The B.C. government said it is increasing public education and enforcement for renters and landlords. Photo courtesy CBC.

The B.C. government said it is increasing public education and enforcement for renters and landlords. Photo courtesy CBC.

British Columbia’s government says it’s increasing public education and bolstering enforcement to better protect the rights of both renters and landlords.

The actions mark the first phase of addressing recommendations from a rental housing task force that aimed to improve security and fairness in the province’s often tight market.

The Municipal Affairs and Housing Ministry says in a news release that enhanced public education will be supported through new funding to Landlord BC and the Tenant Resource and Advisory Centre.

The ministry says education will focus on rules around so-called renovictions to help clarify the many situations when ending a tenancy could be unnecessary or illegal, and the limited situations when a rental unit needs to be vacant for renovations.

It also says the province has created a new compliance and enforcement unit within the Residential Tenancy Branch to investigate complaints and take action against landlords and renters who are repeat or serious offenders.

A new local government liaison position has also been created within the branch to help resolve issues that involve a role for both local government and the branch, such as illegal renovictions and demovictions.

“To make renting work better for everyone, we need to make sure both renters and landlords know their rights under the law and have a place to go when there’s an issue with those rights,” says Municipal Affairs and Housing Minister Selina Robinson in the release.

“Housing is the foundation of people’s lives. We want to create a rental market where there are no surprises, renters and landlords are treated fairly and there is better security for both sides.”

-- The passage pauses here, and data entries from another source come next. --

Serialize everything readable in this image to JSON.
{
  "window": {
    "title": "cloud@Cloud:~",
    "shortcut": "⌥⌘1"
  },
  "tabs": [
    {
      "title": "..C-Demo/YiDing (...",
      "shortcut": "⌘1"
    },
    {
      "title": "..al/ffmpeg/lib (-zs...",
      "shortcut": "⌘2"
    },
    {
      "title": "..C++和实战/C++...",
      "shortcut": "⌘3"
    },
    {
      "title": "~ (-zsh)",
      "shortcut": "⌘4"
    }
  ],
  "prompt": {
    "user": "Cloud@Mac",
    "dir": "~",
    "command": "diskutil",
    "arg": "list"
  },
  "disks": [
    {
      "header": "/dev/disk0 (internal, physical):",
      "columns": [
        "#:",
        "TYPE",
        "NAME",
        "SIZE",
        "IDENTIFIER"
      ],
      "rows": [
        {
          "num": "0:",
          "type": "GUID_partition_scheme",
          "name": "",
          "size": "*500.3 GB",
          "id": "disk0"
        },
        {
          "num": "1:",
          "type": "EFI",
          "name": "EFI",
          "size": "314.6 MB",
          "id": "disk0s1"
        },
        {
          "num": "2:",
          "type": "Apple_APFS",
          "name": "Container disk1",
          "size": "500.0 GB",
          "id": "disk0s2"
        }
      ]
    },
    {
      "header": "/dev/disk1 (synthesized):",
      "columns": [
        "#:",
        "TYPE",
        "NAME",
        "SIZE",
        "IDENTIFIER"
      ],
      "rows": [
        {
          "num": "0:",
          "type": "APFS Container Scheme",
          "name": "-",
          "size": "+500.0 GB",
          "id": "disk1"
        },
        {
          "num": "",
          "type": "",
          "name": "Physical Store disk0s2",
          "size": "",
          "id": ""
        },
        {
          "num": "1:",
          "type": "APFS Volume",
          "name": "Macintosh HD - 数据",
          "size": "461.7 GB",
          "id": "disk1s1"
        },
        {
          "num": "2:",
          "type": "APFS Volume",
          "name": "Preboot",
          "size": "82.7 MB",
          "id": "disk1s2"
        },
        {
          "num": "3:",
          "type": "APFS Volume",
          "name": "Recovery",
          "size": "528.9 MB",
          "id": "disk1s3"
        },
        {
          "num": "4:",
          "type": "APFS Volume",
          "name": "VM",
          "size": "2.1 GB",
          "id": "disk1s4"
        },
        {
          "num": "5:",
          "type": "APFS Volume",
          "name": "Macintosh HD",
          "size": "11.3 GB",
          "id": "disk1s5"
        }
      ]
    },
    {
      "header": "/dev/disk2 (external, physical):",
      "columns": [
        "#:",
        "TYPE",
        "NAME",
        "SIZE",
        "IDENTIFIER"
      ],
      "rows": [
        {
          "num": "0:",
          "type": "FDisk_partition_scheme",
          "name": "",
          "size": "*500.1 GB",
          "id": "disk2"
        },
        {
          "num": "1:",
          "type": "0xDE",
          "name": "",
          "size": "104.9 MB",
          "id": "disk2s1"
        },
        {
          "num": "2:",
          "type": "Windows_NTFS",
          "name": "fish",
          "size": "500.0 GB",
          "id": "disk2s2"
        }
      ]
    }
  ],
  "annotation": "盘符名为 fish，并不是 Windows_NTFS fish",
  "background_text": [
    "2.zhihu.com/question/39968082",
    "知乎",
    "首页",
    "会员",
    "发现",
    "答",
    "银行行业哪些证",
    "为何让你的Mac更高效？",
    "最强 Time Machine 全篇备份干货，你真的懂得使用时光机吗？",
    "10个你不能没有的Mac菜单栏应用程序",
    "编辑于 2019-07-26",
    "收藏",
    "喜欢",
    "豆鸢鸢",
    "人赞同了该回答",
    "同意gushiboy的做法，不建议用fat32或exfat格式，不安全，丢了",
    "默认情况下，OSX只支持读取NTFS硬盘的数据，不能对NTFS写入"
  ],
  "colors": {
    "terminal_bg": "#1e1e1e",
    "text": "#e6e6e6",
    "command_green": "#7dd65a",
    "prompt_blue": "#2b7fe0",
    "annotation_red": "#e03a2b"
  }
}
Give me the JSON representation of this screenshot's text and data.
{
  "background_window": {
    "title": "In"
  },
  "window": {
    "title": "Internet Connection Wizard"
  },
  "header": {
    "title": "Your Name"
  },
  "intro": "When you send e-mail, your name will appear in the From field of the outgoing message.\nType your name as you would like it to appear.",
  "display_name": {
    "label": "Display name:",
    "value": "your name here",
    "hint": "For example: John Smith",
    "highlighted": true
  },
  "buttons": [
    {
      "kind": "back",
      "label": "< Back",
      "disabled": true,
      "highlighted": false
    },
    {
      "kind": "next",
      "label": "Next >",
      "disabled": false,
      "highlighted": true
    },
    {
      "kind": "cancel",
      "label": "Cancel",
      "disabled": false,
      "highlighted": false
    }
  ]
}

The release says phase two of addressing the task force recommendations will include further actions by the end of 2019. Recommendations that require legislative changes or other additional work, such as rental restrictions in strata units, will be part of phase three with actions to come in 2020.

The Canadian Press